Ohio State carved a place among the nation's elite under shorter-tenured coaches like Francis Schmidt and Paul Brown, while Jim Tressel won a national title and more than 81 percent of his games during his 10 years in Columbus.
Are Michigan and Ohio State defined by Schembechler and Hayes, respectively? Depends on your perspective. My take: both are iconic, but Hayes is more defining.
Iowa's Fry fills a similar role to Alvarez. He took over a program on the downturn for several decades and put it in the Big Ten's top half. Fry is the coach people think of when Iowa comes to mind, although his successor, Kirk Ferentz, has put his own stamp with a solid run since 1999.
Other Big Ten programs seem to fit into different categories.
Programs with two great coaches:
Nebraska -- Osborne (255-49-3) and Bob Devaney (101-20-2)
Purdue -- Tiller (87-62) and Jack Mollenkopf (84-39-9)
Programs that had its most successful coaches many years ago
Illinois -- Zuppke (131-81-13 from 1913-41); Arthur Hall (27-10-3 from 1907-12)
Minnesota -- Williams (136-33-11 from 1900-21; Bernie Bierman (93-35-6 from 1932-41 and 1945-50)
Michigan State -- Daugherty (109-69-5 from 1954-72); Biggie Munn (54-9-2 from 1947-53); Charles Bachman (70-34-10 from 1933-46); Chester Brewer (58-23-7 from 1903-10, 1917, 1919)

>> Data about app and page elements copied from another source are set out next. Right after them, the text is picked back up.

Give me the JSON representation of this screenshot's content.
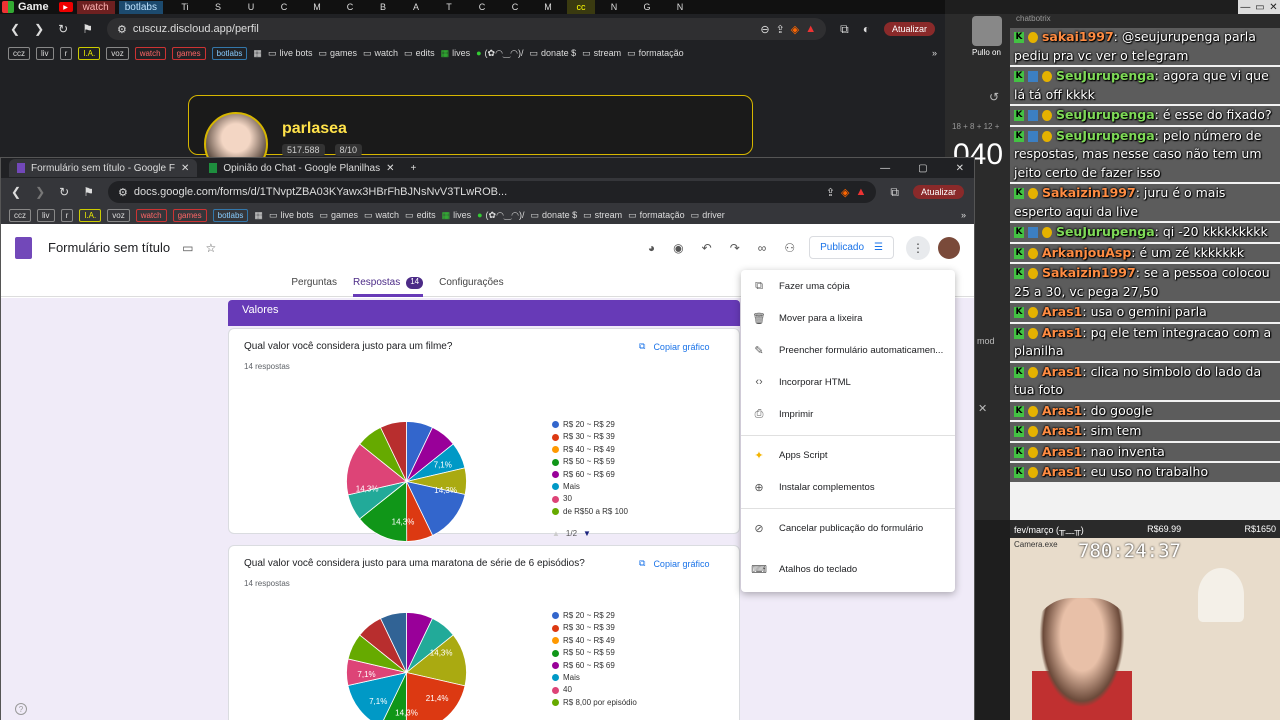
{
  "taskbar": {
    "title": "Game",
    "tabs": [
      "watch",
      "botlabs"
    ],
    "window_controls": [
      "—",
      "▭",
      "✕"
    ]
  },
  "bg_browser": {
    "pinned_tabs": [
      "Ti",
      "S",
      "U",
      "C",
      "M",
      "C",
      "B",
      "A",
      "T",
      "C",
      "C",
      "M",
      "cc",
      "N",
      "G",
      "N"
    ],
    "url": "cuscuz.discloud.app/perfil",
    "update_label": "Atualizar",
    "profile": {
      "name": "parlasea",
      "stat1": "517.588",
      "stat2": "8/10"
    }
  },
  "bookmarks": {
    "chips": [
      "ccz",
      "liv",
      "r",
      "I.A.",
      "voz",
      "watch",
      "games",
      "botlabs"
    ],
    "items": [
      "live bots",
      "games",
      "watch",
      "edits",
      "lives",
      "(✿◠‿◠)/",
      "donate $",
      "stream",
      "formatação"
    ],
    "extra": "driver"
  },
  "forms_window": {
    "tabs": [
      "Formulário sem título - Google F",
      "Opinião do Chat - Google Planilhas"
    ],
    "url": "docs.google.com/forms/d/1TNvptZBA03KYawx3HBrFhBJNsNvV3TLwROB...",
    "update_label": "Atualizar"
  },
  "form": {
    "title": "Formulário sem título",
    "publish_label": "Publicado",
    "tabs": {
      "questions": "Perguntas",
      "responses": "Respostas",
      "responses_count": "14",
      "settings": "Configurações"
    },
    "section_title": "Valores",
    "copy_chart": "Copiar gráfico",
    "q1": {
      "title": "Qual valor você considera justo para um filme?",
      "count": "14 respostas",
      "pager": "1/2"
    },
    "q2": {
      "title": "Qual valor você considera justo para uma maratona de série de 6 episódios?",
      "count": "14 respostas"
    }
  },
  "chart_data": [
    {
      "type": "pie",
      "title": "Qual valor você considera justo para um filme?",
      "labels": [
        "R$ 20 ~ R$ 29",
        "R$ 30 ~ R$ 39",
        "R$ 40 ~ R$ 49",
        "R$ 50 ~ R$ 59",
        "R$ 60 ~ R$ 69",
        "Mais",
        "30",
        "de R$50 a R$ 100"
      ],
      "values": [
        7.1,
        7.1,
        7.1,
        7.1,
        7.1,
        0,
        0,
        0
      ],
      "slices": [
        {
          "value": 7.1,
          "color": "#3366cc"
        },
        {
          "value": 7.1,
          "color": "#990099"
        },
        {
          "value": 7.1,
          "color": "#0099c6"
        },
        {
          "value": 7.1,
          "color": "#aaaa11"
        },
        {
          "value": 14.3,
          "color": "#3366cc"
        },
        {
          "value": 7.1,
          "color": "#dc3912"
        },
        {
          "value": 14.3,
          "color": "#109618"
        },
        {
          "value": 7.1,
          "color": "#22aa99"
        },
        {
          "value": 14.3,
          "color": "#dd4477"
        },
        {
          "value": 7.1,
          "color": "#66aa00"
        },
        {
          "value": 7.1,
          "color": "#b82e2e"
        }
      ],
      "data_labels": [
        "7,1%",
        "14,3%",
        "14,3%",
        "14,3%"
      ],
      "legend_colors": [
        "#3366cc",
        "#dc3912",
        "#ff9900",
        "#109618",
        "#990099",
        "#0099c6",
        "#dd4477",
        "#66aa00"
      ]
    },
    {
      "type": "pie",
      "title": "Qual valor você considera justo para uma maratona de série de 6 episódios?",
      "labels": [
        "R$ 20 ~ R$ 29",
        "R$ 30 ~ R$ 39",
        "R$ 40 ~ R$ 49",
        "R$ 50 ~ R$ 59",
        "R$ 60 ~ R$ 69",
        "Mais",
        "40",
        "R$ 8,00 por episódio"
      ],
      "slices": [
        {
          "value": 7.1,
          "color": "#990099"
        },
        {
          "value": 7.1,
          "color": "#22aa99"
        },
        {
          "value": 14.3,
          "color": "#aaaa11"
        },
        {
          "value": 21.4,
          "color": "#dc3912"
        },
        {
          "value": 7.1,
          "color": "#109618"
        },
        {
          "value": 14.3,
          "color": "#0099c6"
        },
        {
          "value": 7.1,
          "color": "#dd4477"
        },
        {
          "value": 7.1,
          "color": "#66aa00"
        },
        {
          "value": 7.1,
          "color": "#b82e2e"
        },
        {
          "value": 7.1,
          "color": "#316395"
        }
      ],
      "data_labels": [
        "14,3%",
        "7,1%",
        "7,1%",
        "21,4%",
        "14,3%"
      ],
      "legend_colors": [
        "#3366cc",
        "#dc3912",
        "#ff9900",
        "#109618",
        "#990099",
        "#0099c6",
        "#dd4477",
        "#66aa00"
      ]
    }
  ],
  "menu": [
    "Fazer uma cópia",
    "Mover para a lixeira",
    "Preencher formulário automaticamen...",
    "Incorporar HTML",
    "Imprimir",
    "Apps Script",
    "Instalar complementos",
    "Cancelar publicação do formulário",
    "Atalhos do teclado"
  ],
  "chat": {
    "header": "chatbotrix",
    "messages": [
      {
        "user": "sakai1997",
        "text": ": @seujurupenga parla pediu pra vc ver o telegram",
        "color": "#ff8c42"
      },
      {
        "user": "SeuJurupenga",
        "text": ": agora que vi que lá tá off kkkk",
        "color": "#7ed957"
      },
      {
        "user": "SeuJurupenga",
        "text": ": é esse do fixado?",
        "color": "#7ed957"
      },
      {
        "user": "SeuJurupenga",
        "text": ": pelo número de respostas, mas nesse caso não tem um jeito certo de fazer isso",
        "color": "#7ed957"
      },
      {
        "user": "Sakaizin1997",
        "text": ": juru é o mais esperto aqui da live",
        "color": "#ff8c42"
      },
      {
        "user": "SeuJurupenga",
        "text": ": qi -20 kkkkkkkkk",
        "color": "#7ed957"
      },
      {
        "user": "ArkanjouAsp",
        "text": ": é um zé kkkkkkk",
        "color": "#ff8c42"
      },
      {
        "user": "Sakaizin1997",
        "text": ": se a pessoa colocou 25 a 30, vc pega 27,50",
        "color": "#ff8c42"
      },
      {
        "user": "Aras1",
        "text": ": usa o gemini parla",
        "color": "#ff8c42"
      },
      {
        "user": "Aras1",
        "text": ": pq ele tem integracao com a planilha",
        "color": "#ff8c42"
      },
      {
        "user": "Aras1",
        "text": ": clica no simbolo do lado da tua foto",
        "color": "#ff8c42"
      },
      {
        "user": "Aras1",
        "text": ": do google",
        "color": "#ff8c42"
      },
      {
        "user": "Aras1",
        "text": ": sim tem",
        "color": "#ff8c42"
      },
      {
        "user": "Aras1",
        "text": ": nao inventa",
        "color": "#ff8c42"
      },
      {
        "user": "Aras1",
        "text": ": eu uso no trabalho",
        "color": "#ff8c42"
      }
    ]
  },
  "side_strip": {
    "big_number": "040",
    "formula": "18 + 8 + 12 +",
    "mod_label": "mod",
    "avatar_label": "Pullo on"
  },
  "camera": {
    "label": "fev/março (╥﹏╥)",
    "money": "R$69.99",
    "goal": "R$1650",
    "timer": "780:24:37",
    "cam_label": "Camera.exe"
  }
}
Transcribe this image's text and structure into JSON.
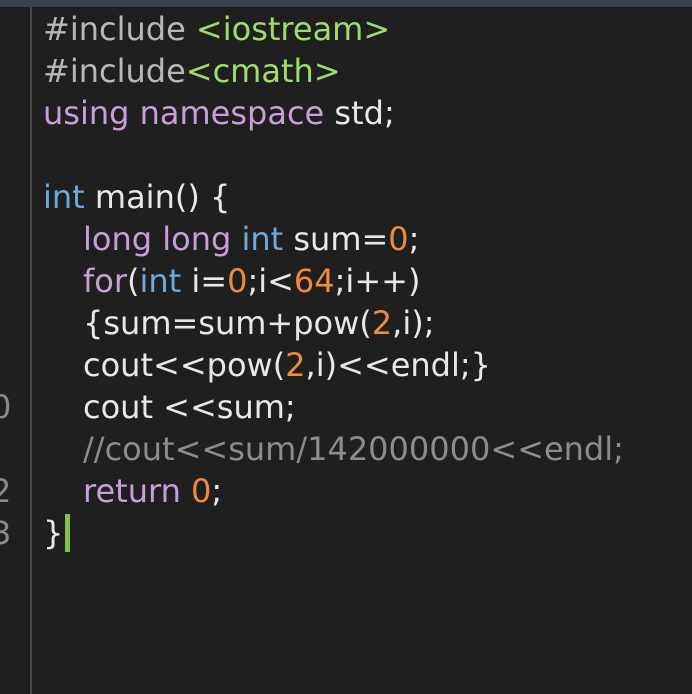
{
  "gutter": {
    "visible_numbers": [
      "0",
      "2",
      "3"
    ]
  },
  "code": {
    "l1": {
      "directive": "#include",
      "sp": " ",
      "header": "<iostream>"
    },
    "l2": {
      "directive": "#include",
      "header": "<cmath>"
    },
    "l3": {
      "kw_using": "using",
      "sp1": " ",
      "kw_namespace": "namespace",
      "rest": " std;"
    },
    "l5": {
      "type": "int",
      "rest": " main() {"
    },
    "l6": {
      "kw_long": "long long",
      "sp": " ",
      "type": "int",
      "mid": " sum=",
      "num": "0",
      "end": ";"
    },
    "l7": {
      "kw_for": "for",
      "p1": "(",
      "type": "int",
      "mid1": " i=",
      "num1": "0",
      "mid2": ";i<",
      "num2": "64",
      "end": ";i++)"
    },
    "l8": {
      "pre": "{sum=sum+pow(",
      "num": "2",
      "end": ",i);"
    },
    "l9": {
      "pre": "cout<<pow(",
      "num": "2",
      "end": ",i)<<endl;}"
    },
    "l10": {
      "text": "cout <<sum;"
    },
    "l11": {
      "comment": "//cout<<sum/142000000<<endl;"
    },
    "l12": {
      "kw_return": "return",
      "sp": " ",
      "num": "0",
      "end": ";"
    },
    "l13": {
      "brace": "}"
    }
  },
  "colors": {
    "background": "#1f1f1f",
    "keyword": "#c89fd6",
    "type": "#6fa8dc",
    "number": "#f08a3c",
    "string": "#9fdc6a",
    "comment": "#8c8c8c",
    "cursor": "#7dc242"
  }
}
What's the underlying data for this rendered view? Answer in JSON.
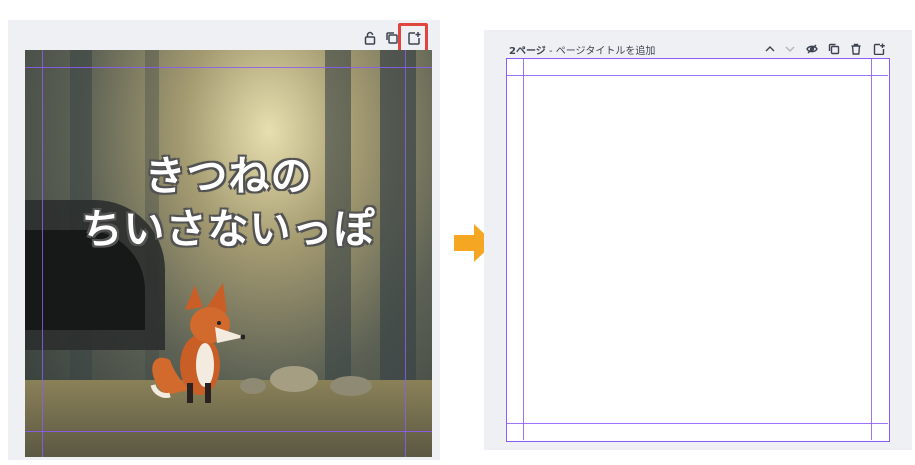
{
  "left_panel": {
    "toolbar": {
      "lock_icon": "lock-icon",
      "duplicate_icon": "duplicate-icon",
      "add_page_icon": "add-page-icon"
    },
    "canvas": {
      "title_line1": "きつねの",
      "title_line2": "ちいさないっぽ"
    }
  },
  "arrow": {
    "color": "#f5a623"
  },
  "right_panel": {
    "header": {
      "page_number": "2ページ",
      "separator": " - ",
      "title_placeholder": "ページタイトルを追加"
    },
    "toolbar": {
      "up_icon": "chevron-up-icon",
      "down_icon": "chevron-down-icon",
      "hide_icon": "eye-off-icon",
      "duplicate_icon": "duplicate-icon",
      "delete_icon": "trash-icon",
      "add_page_icon": "add-page-icon"
    }
  },
  "colors": {
    "panel_bg": "#eef0f3",
    "guide": "#8b5cf6",
    "highlight": "#e0453f"
  }
}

Historically weak programs with a lot of coaching turnover
Indiana -- No coach with career winning record since Bo McMillin (1934-47), no coach with 70 or more wins at school
Northwestern -- No coach with 50 or more wins at school, only one coach with tenure longer than 10 years
You could argue Zuppke remains Illinois' defining coach, even though he hasn't coached in more than 70 years. Osborne is undoubtedly the face of Nebraska's program, but is he the Huskers' defining coach? Tough to say that after looking at what Devaney did (two national titles, eight Big Eight titles).
Could any current Big Ten coach end up being a program-defining figure? None will occupy his job as long as Paterno did at Penn State. Northwestern's Pat Fitzgerald is just nine wins shy of Waldorf's victories mark, and he turned 37 in December. Fitzgerald's strong ties to the program, plus Northwestern's poor history and absence of coaching greats, create an opportunity should Fitzgerald have success for a long period.
What are your thoughts? Which Big Ten programs are defined by a coach, and which are not? Share them here.